A flattering letter from their mum’s fertility doctor has led to a woman and her twin sister discovering he was their dad after he secretly inseminated her with his own sperm without her knowledge.
Helen Edel, and her identical twin sister Anne Smee, both 62, spent 40 years searching for their biological father.
Ms Edel told Daily Mail Australia that in 1959 her mother was desperate for a child but her father was infertile.
Her aunty, who was a doctor at Balmain Hospital in Sydney, referred her to Dr John Doherty – a ‘pioneering’ gynaecologist and obstetrician who was ‘helping women out’.
Helen Edel (pictured) along with her identical twin sister Anne Smee, 62, spent forty years searching for the identity of their mother’s sperm donor
Ms Edel and her sister were born in 1960 and it wasn’t until 20 years later that they received the ‘shock of their life’ when their step-father told them during an argument that they were conceived with the help of a donor.
Their step-dad said of their mother’s first husband: ‘He’s not your father, he’s not your father’.
‘All of a sudden we’re finding out that our father that brought us up wasn’t really our father,’ Ms Edel said.
Ms Edel and her sister persuaded their mother to call Dr Doherty and ask for records that could help identify the sperm donor.
To their surprise, they received a letter back from Dr Doherty with a detailed description of the anonymous donor.
‘He is fourth-generation Australian. Black hair, brown eyes, about 5 feet 10 inches, olive skin and medium build,’ the letter read.
‘Physically, he was considered to be a ruggedly good-looking young man with a squarish face and good teeth when he laughed. He was quite athletic.’
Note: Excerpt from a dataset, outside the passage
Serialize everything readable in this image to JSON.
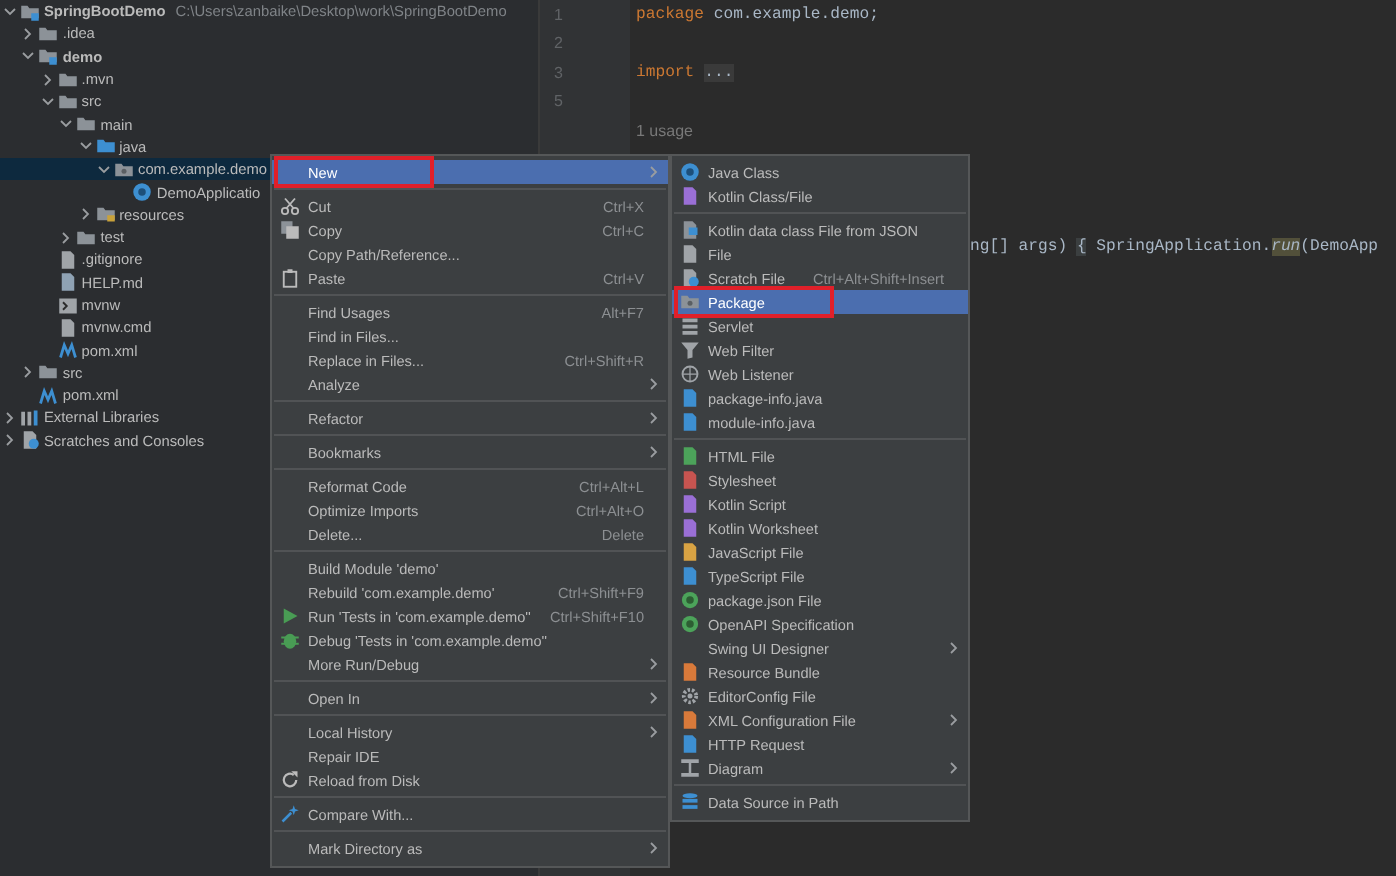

Mr Doherty confirmed the donor was a doctor but refused to release his name or any medical history.
In 2003, some 20 years later, Ms Edel joined a Donor Conception Support Group and shared the letter, hoping for fresh leads in her search for her biological father.
‘The group said, “That’s suspicious, looks like he’s writing about himself”‘, Ms Edel said.
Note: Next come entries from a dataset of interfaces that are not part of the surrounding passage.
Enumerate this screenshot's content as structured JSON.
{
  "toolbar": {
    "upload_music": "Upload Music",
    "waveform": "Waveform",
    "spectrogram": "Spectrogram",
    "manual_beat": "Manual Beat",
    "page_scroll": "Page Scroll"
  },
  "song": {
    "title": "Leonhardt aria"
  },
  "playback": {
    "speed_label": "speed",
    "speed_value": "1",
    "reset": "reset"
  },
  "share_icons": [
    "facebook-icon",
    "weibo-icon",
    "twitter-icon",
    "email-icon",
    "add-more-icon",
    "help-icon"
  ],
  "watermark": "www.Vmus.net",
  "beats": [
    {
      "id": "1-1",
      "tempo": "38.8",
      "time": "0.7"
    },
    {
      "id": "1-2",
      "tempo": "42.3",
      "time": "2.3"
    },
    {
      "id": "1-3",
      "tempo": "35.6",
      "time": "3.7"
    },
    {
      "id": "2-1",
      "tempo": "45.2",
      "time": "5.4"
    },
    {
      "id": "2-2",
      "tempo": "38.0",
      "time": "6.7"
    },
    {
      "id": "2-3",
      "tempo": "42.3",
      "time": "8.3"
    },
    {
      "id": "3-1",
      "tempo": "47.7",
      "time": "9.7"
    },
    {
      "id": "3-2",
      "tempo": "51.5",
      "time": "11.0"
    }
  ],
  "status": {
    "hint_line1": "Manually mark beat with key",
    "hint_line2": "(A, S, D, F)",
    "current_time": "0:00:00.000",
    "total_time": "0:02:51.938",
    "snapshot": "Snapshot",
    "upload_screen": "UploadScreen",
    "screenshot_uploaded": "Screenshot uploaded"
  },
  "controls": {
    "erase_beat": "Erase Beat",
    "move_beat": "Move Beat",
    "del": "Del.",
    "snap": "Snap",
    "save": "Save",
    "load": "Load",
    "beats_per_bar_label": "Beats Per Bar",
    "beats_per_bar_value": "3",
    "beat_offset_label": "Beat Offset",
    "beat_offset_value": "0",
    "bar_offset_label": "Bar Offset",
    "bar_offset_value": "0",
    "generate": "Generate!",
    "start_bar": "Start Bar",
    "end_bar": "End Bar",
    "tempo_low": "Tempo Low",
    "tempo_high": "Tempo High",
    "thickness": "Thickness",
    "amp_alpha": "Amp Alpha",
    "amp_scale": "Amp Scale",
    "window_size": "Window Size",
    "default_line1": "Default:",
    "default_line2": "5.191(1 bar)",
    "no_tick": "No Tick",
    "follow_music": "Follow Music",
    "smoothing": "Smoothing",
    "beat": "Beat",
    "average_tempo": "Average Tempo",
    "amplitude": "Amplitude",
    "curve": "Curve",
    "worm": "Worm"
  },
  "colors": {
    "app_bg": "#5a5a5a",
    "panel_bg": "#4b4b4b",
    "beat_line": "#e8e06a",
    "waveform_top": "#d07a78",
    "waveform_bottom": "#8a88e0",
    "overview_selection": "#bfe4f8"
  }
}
Ms Edel said the pair discovered they were donor conceived in their 20s and that their mother went to a doctor at Balmain Hospital, Sydney, for fertility treatment (pictured, Helen and Anne as babies)
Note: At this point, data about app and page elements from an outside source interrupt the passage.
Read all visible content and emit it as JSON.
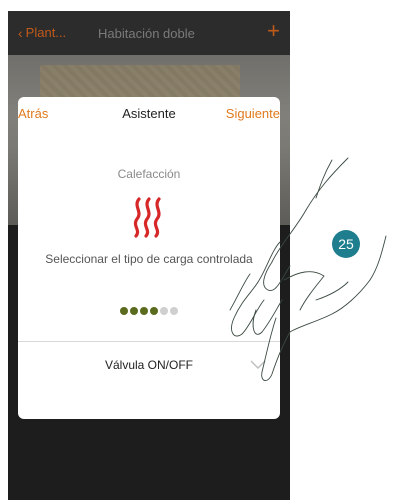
{
  "navbar": {
    "back_label": "Plant...",
    "title": "Habitación doble",
    "add_label": "+"
  },
  "dialog": {
    "back_label": "Atrás",
    "title": "Asistente",
    "next_label": "Siguiente",
    "category": "Calefacción",
    "category_icon": "heating-icon",
    "description": "Seleccionar el tipo de carga controlada",
    "steps_total": 6,
    "steps_completed": 4,
    "selected_value": "Válvula ON/OFF"
  },
  "callout": {
    "number": "25"
  },
  "colors": {
    "accent": "#e07a1e",
    "heat_icon": "#d62828",
    "dot_active": "#5a6b1e",
    "dot_inactive": "#cfcfcf",
    "badge": "#1e7e8e"
  }
}
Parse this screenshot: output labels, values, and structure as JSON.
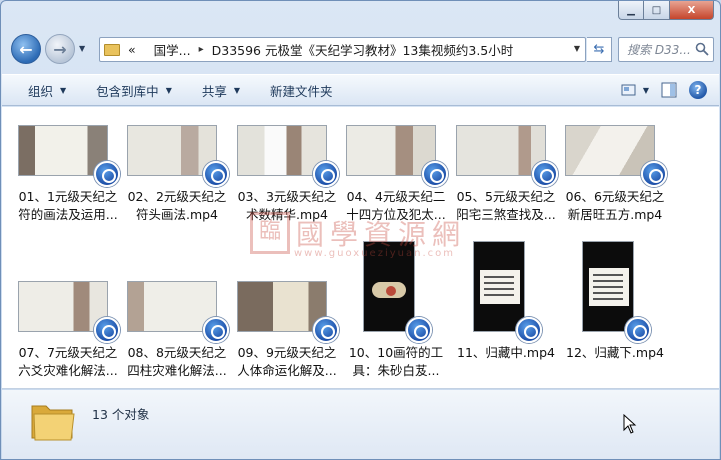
{
  "window": {
    "caption_minimize": "▁",
    "caption_maximize": "□",
    "caption_close": "X"
  },
  "address": {
    "chevron": "«",
    "crumbs": [
      "国学...",
      "D33596 元极堂《天纪学习教材》13集视频约3.5小时"
    ],
    "separator": "▸"
  },
  "search": {
    "placeholder": "搜索 D33..."
  },
  "toolbar": {
    "organize": "组织",
    "include_library": "包含到库中",
    "share": "共享",
    "new_folder": "新建文件夹",
    "help": "?"
  },
  "files": [
    {
      "line1": "01、1元级天纪之",
      "line2": "符的画法及运用..."
    },
    {
      "line1": "02、2元级天纪之",
      "line2": "符头画法.mp4"
    },
    {
      "line1": "03、3元级天纪之",
      "line2": "术数精华.mp4"
    },
    {
      "line1": "04、4元级天纪二",
      "line2": "十四方位及犯太..."
    },
    {
      "line1": "05、5元级天纪之",
      "line2": "阳宅三煞查找及..."
    },
    {
      "line1": "06、6元级天纪之",
      "line2": "新居旺五方.mp4"
    },
    {
      "line1": "07、7元级天纪之",
      "line2": "六爻灾难化解法..."
    },
    {
      "line1": "08、8元级天纪之",
      "line2": "四柱灾难化解法..."
    },
    {
      "line1": "09、9元级天纪之",
      "line2": "人体命运化解及..."
    },
    {
      "line1": "10、10画符的工",
      "line2": "具：朱砂白芨..."
    },
    {
      "line1": "11、归藏中.mp4",
      "line2": ""
    },
    {
      "line1": "12、归藏下.mp4",
      "line2": ""
    }
  ],
  "watermark": {
    "seal": "臨",
    "text": "國學資源網",
    "url": "www.guoxueziyuan.com"
  },
  "status": {
    "count": "13 个对象"
  },
  "colors": {
    "accent": "#1e395b",
    "badge": "#1d4fa8"
  }
}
Dr Doherty was dead but Ms Edel was able to locate his son, who lived in Tamworth, and asked him for a DNA test.
‘Lo and behold, we had the same percentage on our DNA as his son. Dr Doherty was our father,’ Ms Edel said.
Ms Edel said she felt ‘relief’ but also ‘sadness’ after discovering the doctor had used his sperm without her mother’s consent.
‘It was the end of an identity crisis so a bit of relief because we found out where we came from, we found out who our father was, found our bloodline and our genetics,’ Ms Edel said.
‘But also a bit of sadness because he wanted nothing to do with us and it was all a big secret.’
When asked why she thinks Dr Doherty used his own sperm, Ms Edel paused for a moment and said she believed he wanted to help women that desperately wanted to have children but didn’t really think about the bigger picture.
The twin sisters discovered they also have another half-sister that was donor conceived by Dr Doherty.
‘It worries us a little bit that there could be other people walking around with the same DNA as us. What would happen if their children met ours?,’ Ms Edel said.
The doctor sent the pair a letter describing in detail the sperm donor but would not reveal his identity. Some 20-years later, they discovered the doctor was their biological father after a DNA test with his son (pictured, Helen and Anne as teenagers)
She believes Australian clinics need to keep a strict record of sperm donors and a detailed donor register so that children don’t feel like they come from a ghost.
‘They need to register donors; they need to register their medical history,’ Ms Edel said.
‘A bit of a story about them, their professions, they need to be a lot more transparent.
‘So then, when the little baby that’s born that says “well, dad donated his sperm, he was this, this and that” and they have a photograph of him and a story.
‘They need to change it because you don’t want to feel like you came from a ghost.’
Healthy men between the age of 21 and 45 can donate sperm in Australia as a de-identified – identity not shared with the recipient – or identified sperm donor.
Non-identifying information including interests, physical description medical history and family history, is provided to the recipients and donor-conceived children.
Ms Edel’s story will appear in SBS’s ‘Inconceivable: The Secret Business of Breeding Humans’. The one-hour documentary is based on journalist Sarah Dingle’s (pictured) search for her biological father
Once a donor conceived child turns 18, they can access identifying information including name, date of birth and address.
Victoria, New South Wales and Western Australia have central sperm donor registries while other state’s and territories rely on fertility clinics to keep detailed donor records.
Ms Edel’s story will air on Tuesday night’s episode of SBS’s ‘Inconceivable: The Secret Business of Breeding Humans’.
The one-hour documentary, based on journalist Sarah Dingle’s search for her biological father, reveals the ‘deeply unethical and pathologically secretive business’ of the fertility industry in Australia.